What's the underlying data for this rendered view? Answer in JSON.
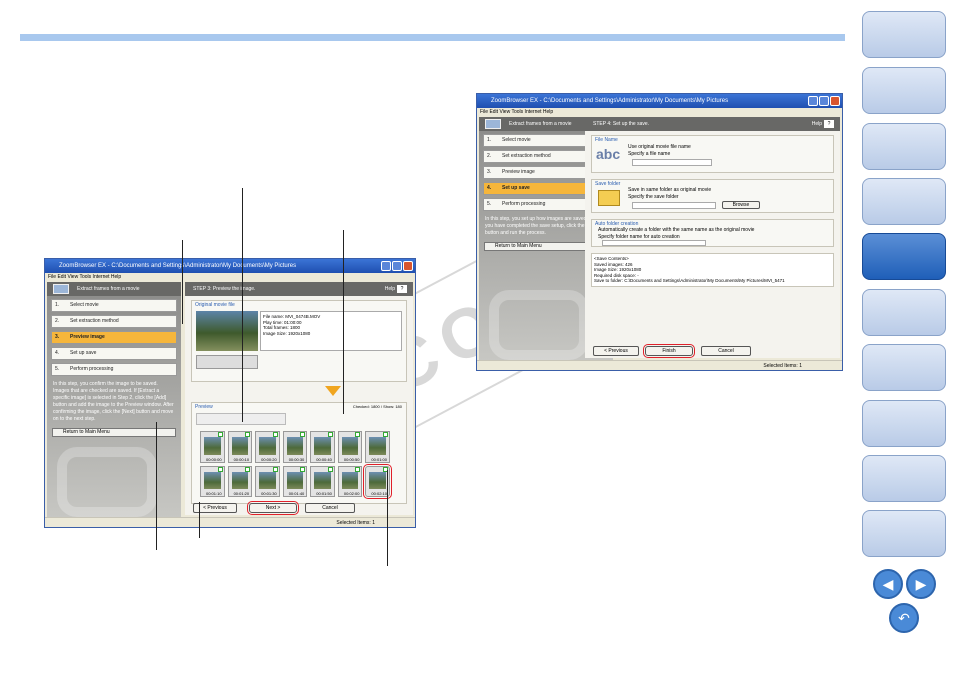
{
  "side_nav": {
    "active_index": 4,
    "count": 10
  },
  "prev_label": "◀",
  "next_label": "▶",
  "home_icon": "↶",
  "watermark": "COPY",
  "win1": {
    "title": "ZoomBrowser EX  -  C:\\Documents and Settings\\Administrator\\My Documents\\My Pictures",
    "menu": "File  Edit  View  Tools  Internet  Help",
    "side_title": "Extract frames from a movie",
    "steps": [
      "Select movie",
      "Set extraction method",
      "Preview image",
      "Set up save",
      "Perform processing"
    ],
    "step_nums": [
      "1.",
      "2.",
      "3.",
      "4.",
      "5."
    ],
    "side_text": "In this step, you confirm the image to be saved. Images that are checked are saved. If [Extract a specific image] is selected in Step 2, click the [Add] button and add the image to the Preview window. After confirming the image, click the [Next] button and move on to the next step.",
    "return_label": "Return to Main Menu",
    "step_title": "STEP 3: Preview the image.",
    "help": "Help",
    "help_btn": "?",
    "orig_group": "Original movie file",
    "file_info": "File name: MVI_0474B.MOV\nPlay time: 01:00:00\nTotal frames: 1800\nImage Size: 1920x1080",
    "preview_label": "Preview",
    "checked_label": "Checked: 1800 / Show: 180",
    "thumb_times": [
      "00:00:00",
      "00:00:10",
      "00:00:20",
      "00:00:30",
      "00:00:40",
      "00:00:50",
      "00:01:00",
      "00:01:10",
      "00:01:20",
      "00:01:30",
      "00:01:40",
      "00:01:50",
      "00:02:00",
      "00:02:10"
    ],
    "prev_btn": "< Previous",
    "next_btn": "Next >",
    "cancel_btn": "Cancel",
    "status": "Selected Items: 1"
  },
  "win2": {
    "title": "ZoomBrowser EX  -  C:\\Documents and Settings\\Administrator\\My Documents\\My Pictures",
    "menu": "File  Edit  View  Tools  Internet  Help",
    "side_title": "Extract frames from a movie",
    "steps": [
      "Select movie",
      "Set extraction method",
      "Preview image",
      "Set up save",
      "Perform processing"
    ],
    "step_nums": [
      "1.",
      "2.",
      "3.",
      "4.",
      "5."
    ],
    "side_text": "In this step, you set up how images are saved. When you have completed the save setup, click the [Finish] button and run the process.",
    "return_label": "Return to Main Menu",
    "step_title": "STEP 4: Set up the save.",
    "help": "Help",
    "help_btn": "?",
    "file_name_group": "File Name",
    "abc": "abc",
    "opt_original": "Use original movie file name",
    "opt_specify": "Specify a file name",
    "save_folder_group": "Save folder",
    "opt_same_folder": "Save in same folder as original movie",
    "opt_specify_folder": "Specify the save folder",
    "browse": "Browse",
    "auto_group": "Auto folder creation",
    "opt_auto": "Automatically create a folder with the same name as the original movie",
    "opt_auto_specify": "Specify folder name for auto creation",
    "save_contents": "<Save Contents>\nSaved images: 426\nImage Size: 1920x1080\nRequired disk space: -\nSave to folder: C:\\Documents and Settings\\Administrator\\My Documents\\My Pictures\\MVI_5471",
    "prev_btn": "< Previous",
    "finish_btn": "Finish",
    "cancel_btn": "Cancel",
    "status": "Selected Items: 1"
  }
}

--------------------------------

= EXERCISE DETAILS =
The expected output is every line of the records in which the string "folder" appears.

= EXPECTED ANSWER =
    "save_folder_group": "Save folder",
    "opt_same_folder": "Save in same folder as original movie",
    "opt_specify_folder": "Specify the save folder",
    "auto_group": "Auto folder creation",
    "opt_auto": "Automatically create a folder with the same name as the original movie",
    "opt_auto_specify": "Specify folder name for auto creation",
    "save_contents": "<Save Contents>\nSaved images: 426\nImage Size: 1920x1080\nRequired disk space: -\nSave to folder: C:\\Documents and Settings\\Administrator\\My Documents\\My Pictures\\MVI_5471",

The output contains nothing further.